If you’re like most growing businesses, you are likely inexperienced or strugglingin the areas of accounting and finance. Don’t be embarrassed, you’re not the only one. Even if you’re accustomed to balancing a perfect budget at home, that doesn’t mean much when it comes to the dailynecessity of running a business ledger. Let’s not even get into having to keep trackof expenses, wages, or capital. By now your head is hurting and you don’t havetime for the things you love but that’s okay. Businesses like mine are there to help you geton your feet and maintain a sense of calm in the financial storm. If you have no idea where to start, use theseideas as a great beginning point to begin your journey to solid business financial practices. All of these tipsare wonderful to start with, and they will help you to build a foundation fromwhich all of your future financial decisions will be easier.
Your money and your business’ money can’t play together
Just pretend your money and your business money are oil and vinegar. They don’t mix; at least they shouldn’t. When you’re a busy entrepreneur it is easy tograb whatever card is handy and swipe it without paying much attention. It is all your money, right? Well, here’s the thing. If you’re attempting to grow a business, the business needs to have money to grow on, right? If you constantly use your business as a wayto supplement your personal finances, you are doing it wrong. Why can’t you mix your business and yourpersonal expenses? Well, from a bookkeeping standpoint, it is confusing and makes reconciliation difficult. There are rules and laws about what can beconsidered a business expense, and it helps you with your taxes when you don’thave to spend hours sorting out what money went where and what type of expenseit was.
You need a budget
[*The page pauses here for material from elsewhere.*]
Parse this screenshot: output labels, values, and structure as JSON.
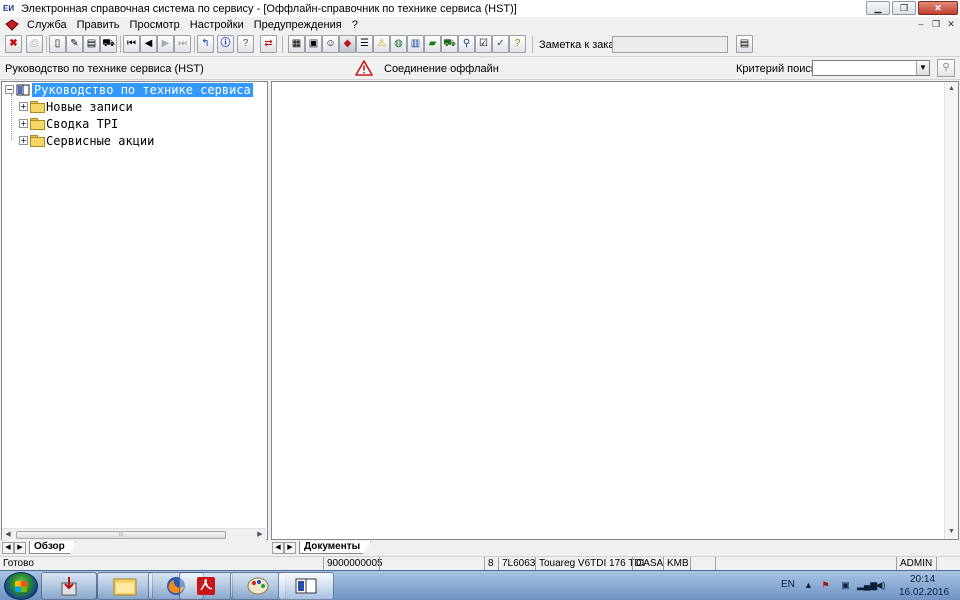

Just like you require a budget to maintain your household expenses, your business needs a budget to keep on going. Are you advertising? You need a budget for that. Are you planning on taking a business trip? You need a budget for that. Without a budget, your business will come upshort, and you will be pulling money from your personal expenses (a big no-no) in order to meet your business’s needs. A budget doesn’t mean that you have to have abig chunk of money in place, in fact, if you are just starting out, it ishighly unlikely that you will have access to a lot of capital.
Don’t become a big spender
When we become successful in business, many times our first inclination is to takethose profits and go celebrate with them. Just like our personal finances, you have to be certain not to spend frivolously as a business owner. Yes, we love having some extra money to playaround with, but what good does it do us when we have a business emergency comeup? What if you have a slow month? What if you have an opportunity come up that you need extra money to take advantage of? Look, it is good to celebrate your wins, but add those into your budget and celebrate in a controlled way. This will keep your money growing.
While you don’t want to take all the money from your business, in all likelihood youhave placed a good chunk of your own personal funds into your business. Now it is time for you to get some of yourmoney back. Make certain that you are budgeting every money to spend some money on yourself. Again, this is not your license to take everypiece of profit out of your business, but it is just a good practice to payyourself first. You’re putting yourblood, sweat, and tears into your business and your business needs to pay yousome of that back.
Be wise with your investments
Part of the problem for small business owners is that they are afraid of using their money to invest in products and services that will take them to the next level. If that isn’t their vice, they’reinvesting in too many services because they are afraid to learn how to managesome aspects of their business alone. Neither one of these approaches is a good one. We need to find a way to achieve some balance. Instead of being hot or cold with your investments, find a way to get a good balance going. If you have the time and the skill to learn how to do something yourself, do so. If you have something you don’t do well, or just can’t force yourself to do, have someone else do it for you so you can concentrate on the aspects of thebusiness you ARE good at.
Don’t procrastinate if you’re in trouble.
If you see there is a financial issue coming up that you can get on top of, do notwait until it becomes a disaster. It’s never good to avoid any problems we see as long as possible. What you don’t want as a business owner is for those problems to bite you in the butt and put your business in a place that will be difficult for it to recover from. If you have a sharp eye on your finances, you know what you are capable of and what you are not. It is going to be important for you to be realistic about which way the wind is blowing. Don’t be embarrassed about being in a slight financial bind. It can happen to anyone, and if you address it quickly, it is more likely to be a small problem thatwill blow over, versus a long-term issue that will hurt your business.
Being a small business owner doesn’t mean you have to morph into a financial guru overnight. What you’re going to need is a solid budget, some wise investments, and some common sense. Use these tips as a starting point, and definitely plan on getting the advice of a seasoned financial expert to help you with everything that you can’t figure out on your own.